Skip to main content

Northampton Museums Service breached museum Code of Ethics

Northampton Museums Service has withdrawn from Museums Association due to the sale of an Egyptian statue (Geraldine Kendall, "MA bars Northampton Museums Service for minimum of five years", MA 1 October 2014).
The disciplinary panel ruled that the service, which is run by Northampton Borough Council, had breached the MA’s code of ethics by selling the ancient Egyptian statue Sekhemka from the collection of Northampton Museum and Art Gallery. 
The statue was sold at Christie’s in July for £15.8m and the council intends to share the proceeds with Lord Northampton, whose ancestors donated the statue to the museum. The council plans to use its share of the proceeds to fund a £14m extension of the museum. 
The committee ruling found that the council had not demonstrated that the sale of Sekhemka was funding of last resort in relation to the development plans for the museum site. In addition, its plan to share the proceeds of the sale indicated that legal title of the object was not resolved. 
David Fleming, the chairman of the MA's ethics committee, said: “We do appreciate the huge financial pressure that many local authority museums are under at the present time, but the MA's Code of Ethics provides for such a sale only as a last resort after other sources of funding have been thoroughly explored. 
“At a time when public finances are pressured it is all the more important that museum authorities behave in an ethical fashion in order to safeguard the long-term public interest. Museums have a duty to hold their collections in trust for society. They should not treat their collections as assets to be monetized for short-term gain.” 
Sharon Heal, the MA’s acting head of policy, said that the association had decided to bar the museums service from membership after careful consideration. 
“Northampton Borough Council has clearly breached the MA’s Code of Ethics by selling the statues from its collection. Its actions are a clear violation of public trust at a local, national and international level. 
“The MA is convening a summit of funding bodies later in the year to agree on a new range of sanctions and deterrents for governing bodies considering this course of action.”
This is a major setback for Northampton's plans to develop their museum service.
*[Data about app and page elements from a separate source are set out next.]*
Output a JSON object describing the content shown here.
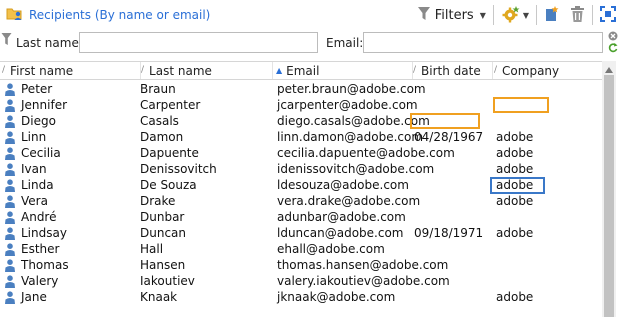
{
  "toolbar": {
    "title": "Recipients (By name or email)",
    "filters_label": "Filters",
    "icons": [
      "folder-person-icon",
      "funnel-icon",
      "chevron-down-icon",
      "gear-star-icon",
      "chevron-down-icon",
      "new-item-icon",
      "trash-icon",
      "fullscreen-icon"
    ]
  },
  "filter": {
    "last_name_label": "Last name:",
    "last_name_value": "",
    "email_label": "Email:",
    "email_value": ""
  },
  "columns": [
    {
      "label": "First name"
    },
    {
      "label": "Last name"
    },
    {
      "label": "Email",
      "sorted": "ascending"
    },
    {
      "label": "Birth date"
    },
    {
      "label": "Company"
    }
  ],
  "rows": [
    {
      "first": "Peter",
      "last": "Braun",
      "email": "peter.braun@adobe.com",
      "birth": "",
      "company": ""
    },
    {
      "first": "Jennifer",
      "last": "Carpenter",
      "email": "jcarpenter@adobe.com",
      "birth": "",
      "company": ""
    },
    {
      "first": "Diego",
      "last": "Casals",
      "email": "diego.casals@adobe.com",
      "birth": "",
      "company": ""
    },
    {
      "first": "Linn",
      "last": "Damon",
      "email": "linn.damon@adobe.com",
      "birth": "04/28/1967",
      "company": "adobe"
    },
    {
      "first": "Cecilia",
      "last": "Dapuente",
      "email": "cecilia.dapuente@adobe.com",
      "birth": "",
      "company": "adobe"
    },
    {
      "first": "Ivan",
      "last": "Denissovitch",
      "email": "idenissovitch@adobe.com",
      "birth": "",
      "company": "adobe"
    },
    {
      "first": "Linda",
      "last": "De Souza",
      "email": "ldesouza@adobe.com",
      "birth": "",
      "company": "adobe"
    },
    {
      "first": "Vera",
      "last": "Drake",
      "email": "vera.drake@adobe.com",
      "birth": "",
      "company": "adobe"
    },
    {
      "first": "André",
      "last": "Dunbar",
      "email": "adunbar@adobe.com",
      "birth": "",
      "company": ""
    },
    {
      "first": "Lindsay",
      "last": "Duncan",
      "email": "lduncan@adobe.com",
      "birth": "09/18/1971",
      "company": "adobe"
    },
    {
      "first": "Esther",
      "last": "Hall",
      "email": "ehall@adobe.com",
      "birth": "",
      "company": ""
    },
    {
      "first": "Thomas",
      "last": "Hansen",
      "email": "thomas.hansen@adobe.com",
      "birth": "",
      "company": ""
    },
    {
      "first": "Valery",
      "last": "Iakoutiev",
      "email": "valery.iakoutiev@adobe.com",
      "birth": "",
      "company": ""
    },
    {
      "first": "Jane",
      "last": "Knaak",
      "email": "jknaak@adobe.com",
      "birth": "",
      "company": "adobe"
    }
  ],
  "colors": {
    "accent_blue": "#2a6fd6",
    "highlight_orange": "#f0a020",
    "highlight_blue": "#3a78c8",
    "person_icon": "#4a7fc0"
  }
}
Bookmark and Share so Your Real Friends Know that You Know

Comments

Popular posts from this blog

Marble bull's head from the temple of Eshmun

Excavations at the temple of Eshmun in Lebanon recovered a marble bull's head. It is now suggested that it was this head, apparently first published in 1967, that was placed on loan to New York's Metropolitan Museum of Art (Tom Mashberg, "Met Museum Turns Over Another Relic With Disputed Past to Prosecutors", New York Times August 1, 2017 ). The head is reported to have been handed over to the Manhattan district attorney after a request was received from the Lebanese authorities.

It is suggested that the head may have been looted from an archaeological storage area at Byblos in the 1980s during the Lebanese civil war. Mashberg has rehearsed the recent collecting history:
The owners of the bull’s head, Lynda and William Beierwaltes of Colorado, say they have clear title to the item and have sued Manhattan prosecutors for its return.  The Beierwaltes bought the head from a dealer in London in 1996 for more than $1 million and then sold it to another collector, Michael …

Sardinian warrior from "old Swiss collection"

One of the Sardinian bronzes of a warrior was seized from an as yet unnamed Manahattan gallery. It appears to be the one that passed through the Royal-Athena Gallery: Art of the Ancient World 23 (2012) no. 71. The collecting history for that warrior suggests that it was acquired in 1990 from a private collection in Geneva.

Other clues suggested that the warrior has resided in a New York private collection.

The identity of the private collection in Geneva will no doubt be telling.

The warrior also features in this news story: Jennifer Peltz, "Looted statues, pottery returned to Italy after probe in NYC", ABC News May 25 2017.

Mithras relief from Tor Cervara

A fragmentary relief of Mithras was discovered in 1964 at Tor Cervara on the outskirts of Rome. It was acquired by the Museo Nazionale Romano.

A further fragment of the relief was acquired by the Badisches Landesmueum in Kalrsruhe in 1976. The source was an unstated Swiss dealer. This fragment has been reunited with the rest of the relief [press release].

Today a further fragment of the relief was reunited with the other pieces. This had been recovered during a raid in Sardinia.